Mat Hayman (Orica-GreenEdge) 1 previous appearance (2014)
At 38, Mat Hayman is one of the oldest riders in the 2016 Tour de France peloton but as his Paris-Roubaix victory demonstrated, also one of the more tactically astute riders. Hayman's Tour debut in 2014 didn't entirely go to plan as he was forced to withdraw on stage 10 to La Planche Des Belles Filles.
Hayman's classics season was almost over before it began when he broke his elbow at Omloop Het Nieuwsblad. A month on the home trainer with Zwift followed and ensured that he started the 'Queen of the Classics' with little expectation that played into his hands as he enjoyed the biggest win of his career.
The Roubaix win played its part in Hayman securing a second Tour call up as the team's road captain.
What to expect? Hayman will be on team duty looking after the likes of Gerrans, Matthews and Yates. While the team aren't aiming for GC and therefore won't be requiring Hayman to act as a bodyguard on the flat stages, he will be used to position Gerrans and Matthews for the stages suited to their capabilities.
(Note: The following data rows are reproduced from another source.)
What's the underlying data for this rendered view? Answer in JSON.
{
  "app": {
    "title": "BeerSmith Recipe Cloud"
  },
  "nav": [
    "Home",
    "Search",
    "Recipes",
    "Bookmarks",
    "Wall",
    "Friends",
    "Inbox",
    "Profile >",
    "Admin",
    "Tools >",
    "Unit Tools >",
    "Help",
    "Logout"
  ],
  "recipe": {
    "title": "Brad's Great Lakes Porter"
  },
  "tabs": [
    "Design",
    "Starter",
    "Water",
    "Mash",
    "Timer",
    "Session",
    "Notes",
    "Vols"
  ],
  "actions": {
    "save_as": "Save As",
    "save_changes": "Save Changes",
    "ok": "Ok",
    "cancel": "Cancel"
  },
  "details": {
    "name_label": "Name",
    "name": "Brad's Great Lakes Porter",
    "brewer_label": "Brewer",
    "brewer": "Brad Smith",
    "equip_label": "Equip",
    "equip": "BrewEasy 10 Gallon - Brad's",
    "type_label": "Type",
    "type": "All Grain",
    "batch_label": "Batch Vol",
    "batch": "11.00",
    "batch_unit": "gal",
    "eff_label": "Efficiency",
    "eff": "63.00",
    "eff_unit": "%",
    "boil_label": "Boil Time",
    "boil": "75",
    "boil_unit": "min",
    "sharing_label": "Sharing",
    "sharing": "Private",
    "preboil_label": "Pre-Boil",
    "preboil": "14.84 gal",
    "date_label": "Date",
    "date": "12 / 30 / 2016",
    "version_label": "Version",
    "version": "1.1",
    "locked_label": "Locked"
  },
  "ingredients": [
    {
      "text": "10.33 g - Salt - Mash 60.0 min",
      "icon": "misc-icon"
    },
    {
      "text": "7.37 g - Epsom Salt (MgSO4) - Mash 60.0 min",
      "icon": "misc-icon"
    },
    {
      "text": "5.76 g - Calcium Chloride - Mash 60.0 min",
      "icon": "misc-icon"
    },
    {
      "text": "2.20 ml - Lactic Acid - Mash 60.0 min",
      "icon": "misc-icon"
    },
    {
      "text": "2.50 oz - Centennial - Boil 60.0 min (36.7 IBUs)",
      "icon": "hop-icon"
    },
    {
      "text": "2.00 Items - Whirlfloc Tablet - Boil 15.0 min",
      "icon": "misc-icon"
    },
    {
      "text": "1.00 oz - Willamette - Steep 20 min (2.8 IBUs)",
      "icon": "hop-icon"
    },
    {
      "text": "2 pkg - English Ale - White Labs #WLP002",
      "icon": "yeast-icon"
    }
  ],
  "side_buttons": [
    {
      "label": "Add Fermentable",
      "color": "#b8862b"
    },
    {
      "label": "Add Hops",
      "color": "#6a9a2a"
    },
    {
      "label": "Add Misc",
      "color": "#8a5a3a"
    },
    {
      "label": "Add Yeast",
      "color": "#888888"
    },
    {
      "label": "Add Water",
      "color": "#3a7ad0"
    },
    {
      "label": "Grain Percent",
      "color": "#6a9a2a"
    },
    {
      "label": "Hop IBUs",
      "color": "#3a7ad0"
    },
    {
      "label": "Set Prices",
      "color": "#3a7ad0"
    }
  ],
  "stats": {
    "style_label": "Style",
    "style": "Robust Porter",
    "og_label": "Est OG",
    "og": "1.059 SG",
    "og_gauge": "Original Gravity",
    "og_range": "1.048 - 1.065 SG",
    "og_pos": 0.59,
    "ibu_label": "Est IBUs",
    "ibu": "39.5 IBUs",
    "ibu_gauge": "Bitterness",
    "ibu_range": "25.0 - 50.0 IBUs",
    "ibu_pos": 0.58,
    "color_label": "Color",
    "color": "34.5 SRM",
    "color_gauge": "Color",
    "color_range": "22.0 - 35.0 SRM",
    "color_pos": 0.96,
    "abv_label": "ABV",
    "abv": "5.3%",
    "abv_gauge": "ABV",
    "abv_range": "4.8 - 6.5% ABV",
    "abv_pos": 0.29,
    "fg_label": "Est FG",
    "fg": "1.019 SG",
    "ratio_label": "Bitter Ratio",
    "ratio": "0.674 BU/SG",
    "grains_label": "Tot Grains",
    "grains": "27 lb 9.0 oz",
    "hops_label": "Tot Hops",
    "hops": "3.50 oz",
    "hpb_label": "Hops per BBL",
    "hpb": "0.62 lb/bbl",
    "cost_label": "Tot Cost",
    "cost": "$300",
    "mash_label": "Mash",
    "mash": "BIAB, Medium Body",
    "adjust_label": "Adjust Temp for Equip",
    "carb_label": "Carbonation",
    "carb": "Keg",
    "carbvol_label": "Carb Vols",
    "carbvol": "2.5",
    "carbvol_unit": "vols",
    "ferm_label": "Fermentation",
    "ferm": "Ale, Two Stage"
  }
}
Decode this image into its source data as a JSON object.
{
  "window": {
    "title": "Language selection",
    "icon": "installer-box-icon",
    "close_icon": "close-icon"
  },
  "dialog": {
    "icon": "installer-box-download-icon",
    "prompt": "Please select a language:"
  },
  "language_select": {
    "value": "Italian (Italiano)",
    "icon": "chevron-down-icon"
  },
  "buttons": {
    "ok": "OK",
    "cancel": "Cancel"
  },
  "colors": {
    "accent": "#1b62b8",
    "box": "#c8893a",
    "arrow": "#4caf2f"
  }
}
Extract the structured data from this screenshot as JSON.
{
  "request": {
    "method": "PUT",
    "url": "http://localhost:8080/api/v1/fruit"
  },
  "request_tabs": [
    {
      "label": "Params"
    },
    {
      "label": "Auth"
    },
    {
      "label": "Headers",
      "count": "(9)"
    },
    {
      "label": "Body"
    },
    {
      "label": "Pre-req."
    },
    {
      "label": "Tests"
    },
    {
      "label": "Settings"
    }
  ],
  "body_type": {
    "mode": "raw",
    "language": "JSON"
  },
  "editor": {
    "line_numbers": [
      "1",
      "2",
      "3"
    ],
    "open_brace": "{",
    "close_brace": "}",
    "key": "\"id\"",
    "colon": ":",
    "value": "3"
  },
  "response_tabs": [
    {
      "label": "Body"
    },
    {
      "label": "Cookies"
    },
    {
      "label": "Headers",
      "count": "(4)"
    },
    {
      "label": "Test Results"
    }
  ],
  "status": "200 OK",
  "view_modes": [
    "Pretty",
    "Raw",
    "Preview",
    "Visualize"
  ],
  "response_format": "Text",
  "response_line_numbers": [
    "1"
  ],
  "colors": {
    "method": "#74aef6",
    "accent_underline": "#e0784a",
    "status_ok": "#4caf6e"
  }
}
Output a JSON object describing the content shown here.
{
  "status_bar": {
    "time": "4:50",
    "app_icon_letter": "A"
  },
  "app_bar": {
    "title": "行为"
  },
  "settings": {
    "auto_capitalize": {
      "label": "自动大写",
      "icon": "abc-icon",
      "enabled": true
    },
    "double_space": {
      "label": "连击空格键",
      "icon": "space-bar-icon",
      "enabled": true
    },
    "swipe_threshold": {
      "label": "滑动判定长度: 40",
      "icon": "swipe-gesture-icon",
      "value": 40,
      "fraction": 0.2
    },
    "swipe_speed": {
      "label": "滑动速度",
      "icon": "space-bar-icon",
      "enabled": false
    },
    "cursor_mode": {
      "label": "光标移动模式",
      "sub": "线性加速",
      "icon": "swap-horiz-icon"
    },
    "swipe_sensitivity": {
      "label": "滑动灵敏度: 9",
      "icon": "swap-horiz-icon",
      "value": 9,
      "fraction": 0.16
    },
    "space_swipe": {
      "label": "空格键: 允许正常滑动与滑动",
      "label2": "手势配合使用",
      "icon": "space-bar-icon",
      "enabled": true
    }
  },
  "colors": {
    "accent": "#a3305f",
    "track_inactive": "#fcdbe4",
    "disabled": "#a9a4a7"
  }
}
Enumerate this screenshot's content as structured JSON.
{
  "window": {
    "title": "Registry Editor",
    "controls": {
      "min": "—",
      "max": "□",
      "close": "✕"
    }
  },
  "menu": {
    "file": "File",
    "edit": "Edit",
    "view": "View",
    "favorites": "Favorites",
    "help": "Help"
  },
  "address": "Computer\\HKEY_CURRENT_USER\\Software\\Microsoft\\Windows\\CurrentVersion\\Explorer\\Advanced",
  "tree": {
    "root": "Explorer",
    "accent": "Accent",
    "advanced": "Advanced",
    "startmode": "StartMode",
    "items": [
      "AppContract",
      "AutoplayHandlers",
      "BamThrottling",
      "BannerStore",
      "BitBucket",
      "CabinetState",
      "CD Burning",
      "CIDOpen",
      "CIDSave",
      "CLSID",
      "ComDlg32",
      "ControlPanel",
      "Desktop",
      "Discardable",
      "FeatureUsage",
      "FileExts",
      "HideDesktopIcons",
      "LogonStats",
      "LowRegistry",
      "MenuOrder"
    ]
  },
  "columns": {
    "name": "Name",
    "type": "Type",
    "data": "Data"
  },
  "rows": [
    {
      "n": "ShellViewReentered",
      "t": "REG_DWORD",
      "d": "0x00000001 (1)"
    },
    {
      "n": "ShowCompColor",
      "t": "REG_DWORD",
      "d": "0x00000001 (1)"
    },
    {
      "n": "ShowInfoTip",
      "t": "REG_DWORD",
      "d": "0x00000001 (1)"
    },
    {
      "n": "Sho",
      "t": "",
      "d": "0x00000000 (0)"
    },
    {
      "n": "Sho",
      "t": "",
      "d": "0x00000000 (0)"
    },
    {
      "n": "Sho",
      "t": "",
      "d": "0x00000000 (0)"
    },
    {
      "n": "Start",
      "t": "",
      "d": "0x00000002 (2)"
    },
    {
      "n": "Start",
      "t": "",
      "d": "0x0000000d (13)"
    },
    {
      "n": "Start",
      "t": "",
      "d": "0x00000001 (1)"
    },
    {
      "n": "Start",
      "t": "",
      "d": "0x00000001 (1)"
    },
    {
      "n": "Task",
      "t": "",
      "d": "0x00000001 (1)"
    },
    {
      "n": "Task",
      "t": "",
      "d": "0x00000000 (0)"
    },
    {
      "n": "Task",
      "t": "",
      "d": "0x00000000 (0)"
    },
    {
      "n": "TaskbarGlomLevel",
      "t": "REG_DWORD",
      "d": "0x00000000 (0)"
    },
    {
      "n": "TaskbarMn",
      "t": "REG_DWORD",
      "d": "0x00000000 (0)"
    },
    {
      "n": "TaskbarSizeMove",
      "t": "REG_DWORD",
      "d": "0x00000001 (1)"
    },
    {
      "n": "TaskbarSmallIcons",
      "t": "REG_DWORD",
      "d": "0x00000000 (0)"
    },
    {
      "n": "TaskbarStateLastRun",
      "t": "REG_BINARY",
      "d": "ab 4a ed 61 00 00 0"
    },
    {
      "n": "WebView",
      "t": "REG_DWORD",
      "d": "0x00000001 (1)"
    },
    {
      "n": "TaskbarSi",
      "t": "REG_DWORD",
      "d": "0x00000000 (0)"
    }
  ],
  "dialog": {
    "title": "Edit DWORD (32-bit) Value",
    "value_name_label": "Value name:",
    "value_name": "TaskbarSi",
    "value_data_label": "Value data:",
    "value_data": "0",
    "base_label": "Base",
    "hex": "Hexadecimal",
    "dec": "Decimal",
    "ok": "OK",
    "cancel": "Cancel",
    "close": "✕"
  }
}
The Canberrean will be making the calls on the road as the captain with his experience key in a relatively young squad.
Hayman will also be determined to finish the Tour and take in the Champs-Élysées for the first time.
Australia's neighbours down under, New Zealand, have three starters for the Tour with representation from George Bennett (LottoNL-Jumbo), Greg Henderson (Lotto Soudal), and Shane Archbold (Bora-Argon 18).
For the full 2016 Tour de France start list, click here